#### Problem details:
Once the line containing "Decode this image" is found in the data below, output that line and every line after it through the last, unchanged and with nothing else.

#### Provided information:
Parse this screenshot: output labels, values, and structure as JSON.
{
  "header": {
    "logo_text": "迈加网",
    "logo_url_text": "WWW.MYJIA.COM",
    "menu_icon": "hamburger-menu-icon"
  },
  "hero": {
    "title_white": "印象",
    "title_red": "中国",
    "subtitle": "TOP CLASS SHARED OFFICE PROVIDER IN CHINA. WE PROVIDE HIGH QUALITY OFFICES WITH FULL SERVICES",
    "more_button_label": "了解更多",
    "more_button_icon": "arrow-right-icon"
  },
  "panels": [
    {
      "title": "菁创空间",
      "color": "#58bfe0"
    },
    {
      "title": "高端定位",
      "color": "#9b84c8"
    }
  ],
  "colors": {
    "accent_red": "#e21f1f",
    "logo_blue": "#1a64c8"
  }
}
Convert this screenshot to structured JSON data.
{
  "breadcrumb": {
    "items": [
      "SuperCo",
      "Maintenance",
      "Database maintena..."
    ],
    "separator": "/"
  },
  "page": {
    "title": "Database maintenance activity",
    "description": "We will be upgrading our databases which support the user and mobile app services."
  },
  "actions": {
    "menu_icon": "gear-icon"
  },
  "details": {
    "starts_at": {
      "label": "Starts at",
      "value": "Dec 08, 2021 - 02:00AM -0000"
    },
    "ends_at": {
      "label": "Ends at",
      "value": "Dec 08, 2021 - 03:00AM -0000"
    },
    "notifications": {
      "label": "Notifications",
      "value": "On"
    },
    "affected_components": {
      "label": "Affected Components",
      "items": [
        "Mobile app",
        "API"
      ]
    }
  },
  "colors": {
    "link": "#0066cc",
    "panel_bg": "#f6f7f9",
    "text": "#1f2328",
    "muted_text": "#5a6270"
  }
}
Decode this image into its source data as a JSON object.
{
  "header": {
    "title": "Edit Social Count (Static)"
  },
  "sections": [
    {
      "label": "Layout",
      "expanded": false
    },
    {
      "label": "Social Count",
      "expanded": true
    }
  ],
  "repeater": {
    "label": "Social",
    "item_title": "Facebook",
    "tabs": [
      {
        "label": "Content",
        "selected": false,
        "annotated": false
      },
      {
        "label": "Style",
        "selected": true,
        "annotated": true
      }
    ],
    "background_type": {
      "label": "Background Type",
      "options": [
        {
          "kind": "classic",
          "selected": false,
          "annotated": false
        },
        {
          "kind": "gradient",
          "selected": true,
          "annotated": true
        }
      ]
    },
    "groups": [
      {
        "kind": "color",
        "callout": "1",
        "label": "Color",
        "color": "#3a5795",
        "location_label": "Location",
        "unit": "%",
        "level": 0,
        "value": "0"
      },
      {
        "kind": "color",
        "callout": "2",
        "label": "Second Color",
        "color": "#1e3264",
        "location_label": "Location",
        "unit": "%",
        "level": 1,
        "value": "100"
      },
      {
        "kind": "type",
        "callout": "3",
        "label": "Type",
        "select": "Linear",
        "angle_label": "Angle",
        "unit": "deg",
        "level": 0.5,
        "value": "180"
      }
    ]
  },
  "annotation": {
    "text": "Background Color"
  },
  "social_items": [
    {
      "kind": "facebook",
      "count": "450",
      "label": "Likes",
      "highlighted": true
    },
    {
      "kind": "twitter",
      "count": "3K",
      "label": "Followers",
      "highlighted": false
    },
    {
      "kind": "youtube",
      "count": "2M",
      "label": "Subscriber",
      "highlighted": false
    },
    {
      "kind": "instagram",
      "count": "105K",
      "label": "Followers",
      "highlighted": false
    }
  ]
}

#### Reply to the exercise:
Decode this image into its source data as a JSON object.
{
  "header": {
    "title": "Edit Social Count (Static)"
  },
  "sections": [
    {
      "label": "Layout",
      "expanded": false
    },
    {
      "label": "Social Count",
      "expanded": true
    }
  ],
  "repeater": {
    "label": "Social",
    "item_title": "Facebook",
    "tabs": [
      {
        "label": "Content",
        "selected": false,
        "annotated": false
      },
      {
        "label": "Style",
        "selected": true,
        "annotated": true
      }
    ],
    "background_type": {
      "label": "Background Type",
      "options": [
        {
          "kind": "classic",
          "selected": false,
          "annotated": false
        },
        {
          "kind": "gradient",
          "selected": true,
          "annotated": true
        }
      ]
    },
    "groups": [
      {
        "kind": "color",
        "callout": "1",
        "label": "Color",
        "color": "#3a5795",
        "location_label": "Location",
        "unit": "%",
        "level": 0,
        "value": "0"
      },
      {
        "kind": "color",
        "callout": "2",
        "label": "Second Color",
        "color": "#1e3264",
        "location_label": "Location",
        "unit": "%",
        "level": 1,
        "value": "100"
      },
      {
        "kind": "type",
        "callout": "3",
        "label": "Type",
        "select": "Linear",
        "angle_label": "Angle",
        "unit": "deg",
        "level": 0.5,
        "value": "180"
      }
    ]
  },
  "annotation": {
    "text": "Background Color"
  },
  "social_items": [
    {
      "kind": "facebook",
      "count": "450",
      "label": "Likes",
      "highlighted": true
    },
    {
      "kind": "twitter",
      "count": "3K",
      "label": "Followers",
      "highlighted": false
    },
    {
      "kind": "youtube",
      "count": "2M",
      "label": "Subscriber",
      "highlighted": false
    },
    {
      "kind": "instagram",
      "count": "105K",
      "label": "Followers",
      "highlighted": false
    }
  ]
}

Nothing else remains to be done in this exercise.